Café Metropole, Victor Lobard, the smooth and nimble owner of the Café Metropole in Paris, has only ten days to replace a small fortune he embezzled from the business; he and a clerk face prison if he fails. He thinks he’s won the money at a casino then learns he’s in possession of a rubber check written by Alexander Brown, a well-mannered but penniless Yank. Lobard cooks up a scheme: to have Brown pretend to be a Russian prince, woo a visiting American, and get her rich father to give Brown the money Lobard needs. Several problems: Brown’s not a very good impostor, a real Russian prince presents himself, and the two young people fall in love. Does prison await or do wild strawberries?
Café Metropole, It must be 35 years or so since I saw this film in an “Art House” Theatre. But it still has left one, strong, lingering impression.
There is one scene on the dance floor that took my breath away. Power is wearing a tailcoat and white tie. Young is in a satin floor length gown that clung to even inch of her elegant form. They were dancing like a young god and goddess.
I remember thinking, “At that moment in time, they had to be the two most beautiful people on the face of the earth.” I recall nothing else about the film save this moment. But it’s quite sufficient.
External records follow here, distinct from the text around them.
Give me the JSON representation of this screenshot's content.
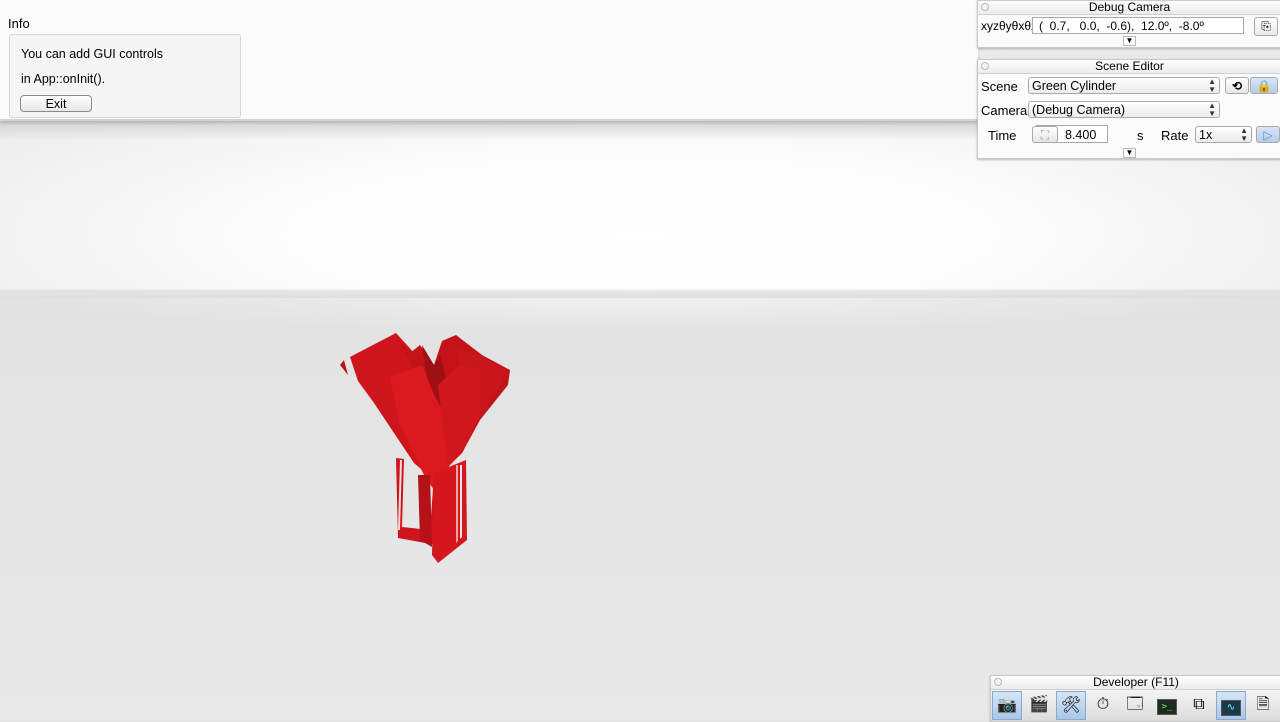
{
  "info": {
    "title": "Info",
    "line1": "You can add GUI controls",
    "line2": "in App::onInit().",
    "exit_label": "Exit"
  },
  "debug_camera": {
    "title": "Debug Camera",
    "xyz_label": "xyzθyθxθz",
    "value": "(  0.7,   0.0,  -0.6),  12.0º,  -8.0º"
  },
  "scene_editor": {
    "title": "Scene Editor",
    "scene_label": "Scene",
    "scene_value": "Green Cylinder",
    "camera_label": "Camera",
    "camera_value": "(Debug Camera)",
    "time_label": "Time",
    "time_value": "8.400",
    "time_unit": "s",
    "rate_label": "Rate",
    "rate_value": "1x"
  },
  "developer": {
    "title": "Developer (F11)",
    "tools": [
      "camera-icon",
      "clapperboard-icon",
      "wrench-screwdriver-icon",
      "stopwatch-icon",
      "new-window-icon",
      "console-icon",
      "scene-graph-icon",
      "profiler-icon",
      "document-icon"
    ]
  },
  "colors": {
    "model_red": "#d8161c",
    "accent_blue": "#bcd4f0"
  }
}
Sometimes, all it takes is just one scene to leave an impression that makes the memory of a film vivid for decades. In an era when class and style are neither appreciated, celebrated or understood, a film like this is a reminder of these words mean — or at least meant.
In a roll of velvet like this, much depends on the skills of director and cast. With Café Metropole they cut the cloth perfectly, abetted by stylish, class “A” production values including Lucien Andriot’s fine camera-work, glossily attractive sets and a caressingly tuneful music score.